September 11th had an effect on everyone. For some of us, it accelerated our relationships. Another side effect was that people were afraid to fly, so flights were pretty inexpensive. Joe wanted to take advantage of the cheap flights and show me Hawaii. We left Memphis on a cold, rainy Valentine’s Day and a few hours later we were in warm, sunny Hawaii. Two days later, we rented a convertible and drove along the coast. In the words of Adele, “it was just like a movie, it was just like a song.”  I said, “This place is so romantic. Are you sure you don’t want to get married while we’re here?”  He said “OK.”  That was not the proposal of my dreams, but it’s how we became engaged.

It was a weekend, and the following Monday was a federal holiday. It would be Tuesday before we could find out if we could get married there. Yes, we could.  We got a marriage license. One phone call got us a location, preacher, and photographer. I got my nails done and ordered flowers. We bought rings and a dress.

On Thursday morning, the same day we were scheduled to leave Hawaii, six months to the day after we met, we stood at the base of Diamondhead and got married. This weekend, we’ll celebrate the 14 wonderful years that have passed since that day and the many more to come.

The Long and Winding Road

When I was 30 years old, I found myself unexpectedly divorced. Single. Alone. All I knew how to do was be half of a couple. Taking no time to mourn or adjust, I immediately began searching for another half. And so began the longest EIGHT years of my life!


My first relationship lasted about a year and a half. I thought we would marry. We didn’t, but we did stay friends. That is, until he got a new girlfriend who wouldn’t let him be friends with me. He married her.

The next one lasted about a year. That’s when I discovered that I wasn’t his only girlfriend. Worse, I wasn’t even his main girlfriend. I was The Other Woman! He married her.

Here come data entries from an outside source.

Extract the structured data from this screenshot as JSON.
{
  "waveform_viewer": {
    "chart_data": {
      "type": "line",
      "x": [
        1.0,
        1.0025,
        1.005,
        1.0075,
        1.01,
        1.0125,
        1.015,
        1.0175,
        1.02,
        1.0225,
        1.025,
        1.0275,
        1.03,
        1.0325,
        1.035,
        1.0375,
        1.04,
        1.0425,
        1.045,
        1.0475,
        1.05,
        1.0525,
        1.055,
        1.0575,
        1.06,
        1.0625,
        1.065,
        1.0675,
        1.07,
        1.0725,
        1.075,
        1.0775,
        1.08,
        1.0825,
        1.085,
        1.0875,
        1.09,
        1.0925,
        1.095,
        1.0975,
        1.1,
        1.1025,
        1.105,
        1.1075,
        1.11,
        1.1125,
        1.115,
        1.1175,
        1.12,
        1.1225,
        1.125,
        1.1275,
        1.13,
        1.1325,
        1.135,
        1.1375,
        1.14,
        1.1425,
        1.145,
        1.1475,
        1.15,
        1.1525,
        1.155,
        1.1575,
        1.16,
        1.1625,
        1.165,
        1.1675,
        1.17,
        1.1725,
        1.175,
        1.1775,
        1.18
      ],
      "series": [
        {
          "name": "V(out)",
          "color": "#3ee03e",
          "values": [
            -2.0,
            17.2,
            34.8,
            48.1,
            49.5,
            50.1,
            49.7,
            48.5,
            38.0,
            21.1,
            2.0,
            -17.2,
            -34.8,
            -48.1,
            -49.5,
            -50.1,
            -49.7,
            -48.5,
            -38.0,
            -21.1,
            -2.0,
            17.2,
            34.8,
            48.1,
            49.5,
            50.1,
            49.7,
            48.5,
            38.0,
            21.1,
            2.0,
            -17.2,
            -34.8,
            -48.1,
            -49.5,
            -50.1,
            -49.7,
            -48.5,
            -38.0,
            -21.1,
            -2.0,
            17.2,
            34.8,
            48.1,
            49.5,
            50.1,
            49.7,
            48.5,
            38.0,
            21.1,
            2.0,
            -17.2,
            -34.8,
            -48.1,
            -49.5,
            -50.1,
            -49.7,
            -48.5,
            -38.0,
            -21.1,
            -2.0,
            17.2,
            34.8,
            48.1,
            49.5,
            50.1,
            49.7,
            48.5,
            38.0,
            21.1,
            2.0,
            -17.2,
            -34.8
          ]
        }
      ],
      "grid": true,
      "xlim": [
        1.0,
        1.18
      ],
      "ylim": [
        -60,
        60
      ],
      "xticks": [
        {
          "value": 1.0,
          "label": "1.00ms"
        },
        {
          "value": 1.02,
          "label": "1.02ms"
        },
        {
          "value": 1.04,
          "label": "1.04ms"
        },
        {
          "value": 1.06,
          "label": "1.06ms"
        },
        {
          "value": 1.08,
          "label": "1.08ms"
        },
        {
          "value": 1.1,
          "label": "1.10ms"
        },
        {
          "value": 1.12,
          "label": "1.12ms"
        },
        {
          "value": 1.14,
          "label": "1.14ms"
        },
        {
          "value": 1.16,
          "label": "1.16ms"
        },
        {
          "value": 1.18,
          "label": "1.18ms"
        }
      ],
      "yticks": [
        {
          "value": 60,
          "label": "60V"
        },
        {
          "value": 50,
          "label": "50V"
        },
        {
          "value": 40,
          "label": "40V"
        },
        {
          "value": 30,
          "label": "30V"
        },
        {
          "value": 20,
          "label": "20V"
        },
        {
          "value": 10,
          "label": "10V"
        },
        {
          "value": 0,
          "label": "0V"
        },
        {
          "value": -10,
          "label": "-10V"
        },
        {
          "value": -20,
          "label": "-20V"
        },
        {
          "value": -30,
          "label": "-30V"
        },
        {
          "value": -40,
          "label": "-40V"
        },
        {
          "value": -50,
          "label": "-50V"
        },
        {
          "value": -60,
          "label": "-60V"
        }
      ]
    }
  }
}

There was one that seemed almost perfect. We had so much in common. We discovered that we’d repeatedly been in the same places at the same time. Our kids were the same ages. Things moved quickly in a short amount of time. Suddenly, he brought it to a screeching halt, claiming that he needed to get close to God before he could deal with a new relationship. Apparently the “god” that he wanted to get close to was the other woman he was dating. He married her.

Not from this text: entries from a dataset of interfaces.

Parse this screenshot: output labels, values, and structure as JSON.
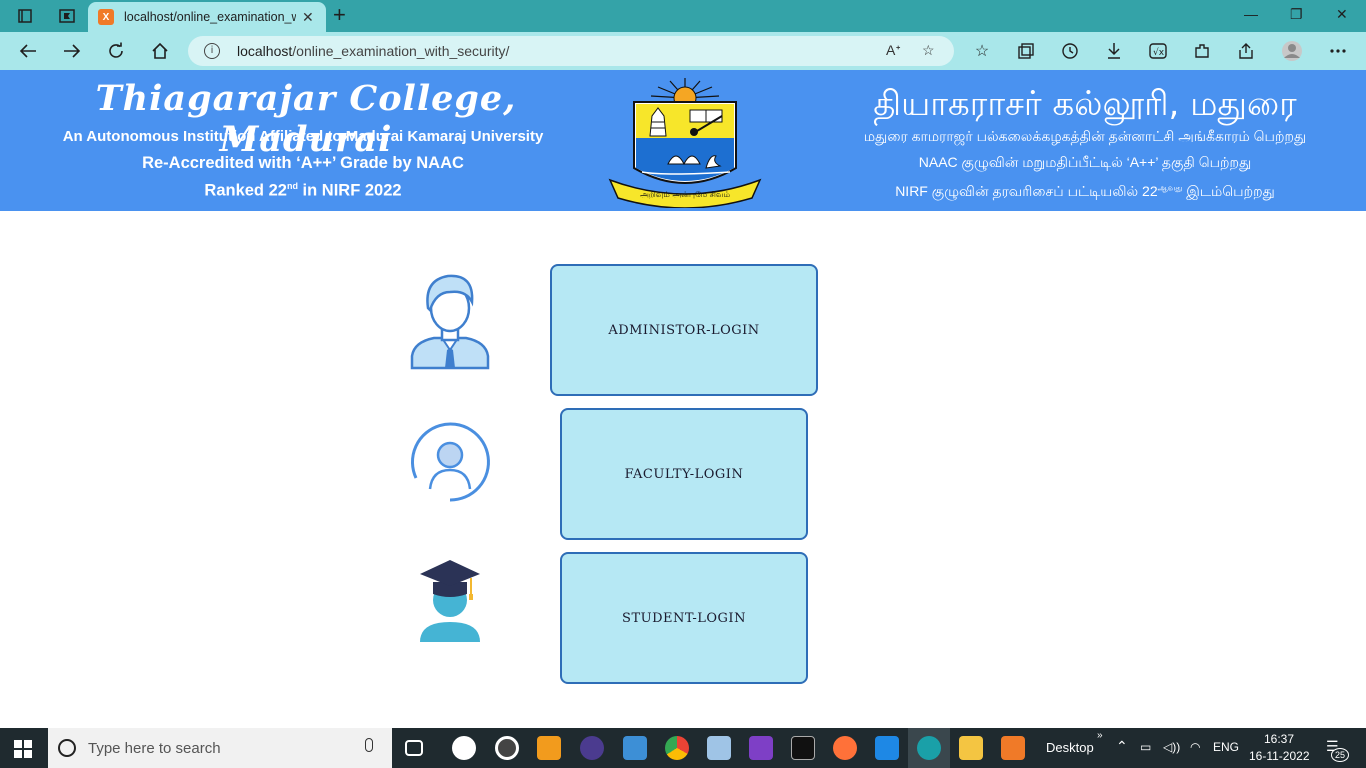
{
  "browser": {
    "tab_title": "localhost/online_examination_w",
    "tab_favicon": "xampp-icon",
    "url_host": "localhost",
    "url_path": "/online_examination_with_security/"
  },
  "banner": {
    "college_name_en": "Thiagarajar College, Madurai",
    "affiliation_en": "An Autonomous Institution Affiliated to Madurai Kamaraj University",
    "naac_en": "Re-Accredited with ‘A++’ Grade by NAAC",
    "nirf_en_prefix": "Ranked 22",
    "nirf_en_sup": "nd",
    "nirf_en_suffix": " in NIRF 2022",
    "college_name_ta": "தியாகராசர் கல்லூரி, மதுரை",
    "affiliation_ta": "மதுரை காமராஜர் பல்கலைக்கழகத்தின் தன்னாட்சி அங்கீகாரம் பெற்றது",
    "naac_ta": "NAAC குழுவின் மறுமதிப்பீட்டில் ‘A++’ தகுதி பெற்றது",
    "nirf_ta_prefix": "NIRF குழுவின் தரவரிசைப் பட்டியலில் 22",
    "nirf_ta_sup": "ஆவது",
    "nirf_ta_suffix": " இடம்பெற்றது",
    "emblem_motto": "அறிவும் அன்புமே சிவம்",
    "colors": {
      "background": "#4a92f0",
      "text": "#ffffff"
    }
  },
  "logins": {
    "administrator": {
      "label": "ADMINISTOR-LOGIN",
      "icon": "administrator-avatar-icon"
    },
    "faculty": {
      "label": "FACULTY-LOGIN",
      "icon": "user-circle-icon"
    },
    "student": {
      "label": "STUDENT-LOGIN",
      "icon": "graduate-icon"
    },
    "colors": {
      "button_fill": "#b6e8f4",
      "button_border": "#2e6db7"
    }
  },
  "taskbar": {
    "search_placeholder": "Type here to search",
    "desktop_label": "Desktop",
    "language": "ENG",
    "time": "16:37",
    "date": "16-11-2022",
    "notification_count": "25"
  }
}
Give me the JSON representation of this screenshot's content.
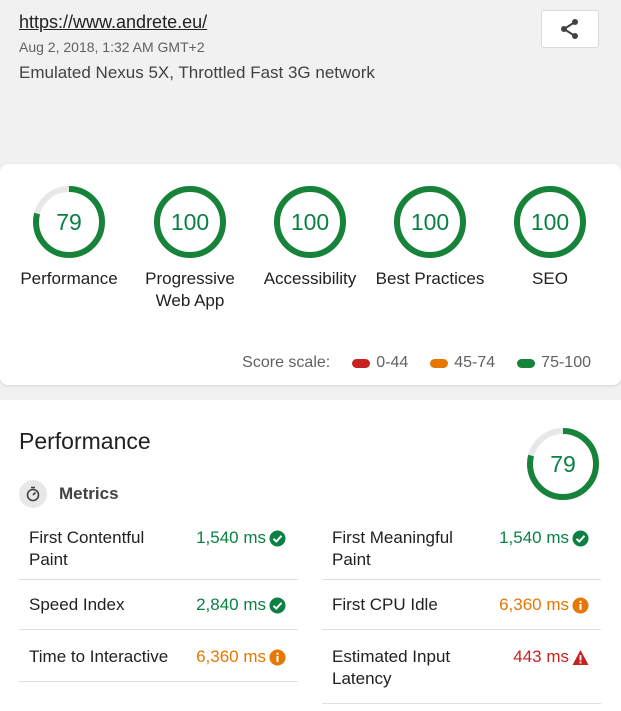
{
  "header": {
    "url": "https://www.andrete.eu/",
    "date": "Aug 2, 2018, 1:32 AM GMT+2",
    "environment": "Emulated Nexus 5X, Throttled Fast 3G network"
  },
  "categories": [
    {
      "score": "79",
      "label": "Performance",
      "value": 79
    },
    {
      "score": "100",
      "label": "Progressive\nWeb App",
      "value": 100
    },
    {
      "score": "100",
      "label": "Accessibility",
      "value": 100
    },
    {
      "score": "100",
      "label": "Best Practices",
      "value": 100
    },
    {
      "score": "100",
      "label": "SEO",
      "value": 100
    }
  ],
  "score_scale": {
    "label": "Score scale:",
    "ranges": [
      {
        "label": "0-44",
        "color": "#c7221f"
      },
      {
        "label": "45-74",
        "color": "#e67700"
      },
      {
        "label": "75-100",
        "color": "#178239"
      }
    ]
  },
  "colors": {
    "pass": "#0b8043",
    "average": "#e67700",
    "fail": "#c7221f"
  },
  "performance": {
    "title": "Performance",
    "score": "79",
    "value": 79,
    "metrics_label": "Metrics",
    "metrics": [
      {
        "name": "First Contentful\nPaint",
        "value": "1,540 ms",
        "status": "pass",
        "icon": "check-circle-icon"
      },
      {
        "name": "First Meaningful\nPaint",
        "value": "1,540 ms",
        "status": "pass",
        "icon": "check-circle-icon"
      },
      {
        "name": "Speed Index",
        "value": "2,840 ms",
        "status": "pass",
        "icon": "check-circle-icon"
      },
      {
        "name": "First CPU Idle",
        "value": "6,360 ms",
        "status": "average",
        "icon": "info-circle-icon"
      },
      {
        "name": "Time to Interactive",
        "value": "6,360 ms",
        "status": "average",
        "icon": "info-circle-icon"
      },
      {
        "name": "Estimated Input\nLatency",
        "value": "443 ms",
        "status": "fail",
        "icon": "warning-triangle-icon"
      }
    ]
  }
}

A married friend once fixed me up with one of her single friends. We didn’t click. However, a few years later, when my friend was single again… He married her.

I can’t say they were non-commital.

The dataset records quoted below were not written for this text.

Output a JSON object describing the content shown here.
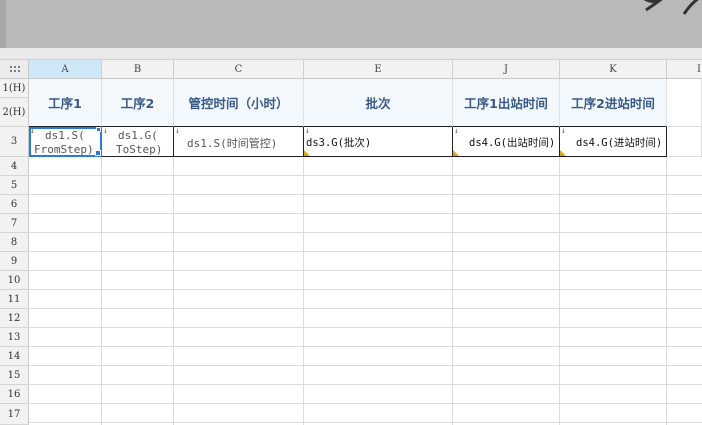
{
  "columns": [
    {
      "letter": "A"
    },
    {
      "letter": "B"
    },
    {
      "letter": "C"
    },
    {
      "letter": "E"
    },
    {
      "letter": "J"
    },
    {
      "letter": "K"
    },
    {
      "letter": "I"
    }
  ],
  "rows": [
    "1(H)",
    "2(H)",
    "3",
    "4",
    "5",
    "6",
    "7",
    "8",
    "9",
    "10",
    "11",
    "12",
    "13",
    "14",
    "15",
    "16",
    "17"
  ],
  "header_cells": [
    "工序1",
    "工序2",
    "管控时间（小时）",
    "批次",
    "工序1出站时间",
    "工序2进站时间"
  ],
  "data_cells": [
    {
      "line1": "ds1.S(",
      "line2": "FromStep)"
    },
    {
      "line1": "ds1.G(",
      "line2": "ToStep)"
    },
    {
      "line1": "ds1.S(时间管控)"
    },
    {
      "line1": "ds3.G(批次)"
    },
    {
      "line1": "ds4.G(出站时间)"
    },
    {
      "line1": "ds4.G(进站时间)"
    }
  ],
  "selected_cell": "A3",
  "colors": {
    "header_text": "#3a5a86",
    "selection": "#2b7bd3",
    "corner_marker": "#e6a21c"
  }
}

In the midst of all of this, I received a lot of Truly.Horrible.Advice:

Play hard to get. Stop letting them know that you’re interested. Men like the chase.
At what point is it safe to let him know that I’m interested? At our wedding reception? After we have a couple of kids? I’m pretty sure that the moment I become interested is when he starts chasing something else.


Play the game. Don’t be so available.
So, after I turn down the date, and I’m sitting at home eating ice cream alone, at what point do I realize that I’m winning at this stupid game?

You’ll find someone when you stop looking.
Really? Don’t most people stop looking when they’ve commited to someone else? That seems like a really inconvenient time to find The One.

My response to all of the bad advice was that I won’t play games. If a guy thinks there’s something wrong with me because I like him, I’ll take his word for it. After all, he knows himself better than anyone. If he says, “It’s not you, it’s me,” I believe him. When he says, “You deserve better,” I agree!

I decided to hold out for a decent man with enough confidence and self-esteem to know that he was worthy of my affection. It turns out that such a man existed. Now all I hear is “Where did you find him?” and how lucky I am to have him. This had nothing to do with luck. This was work! I found him by looking hard and praying harder, never giving up, never settling and by not listening to bad advice.

Some say that I had to go through all of that to appreciate what I have. I’d like to think that I’m intelligent enough to appreciate a good man without being lied to, cheated on and propositioned by married men. But if this was the only road that would lead me here, then I’m glad I took it… because He.Married.Me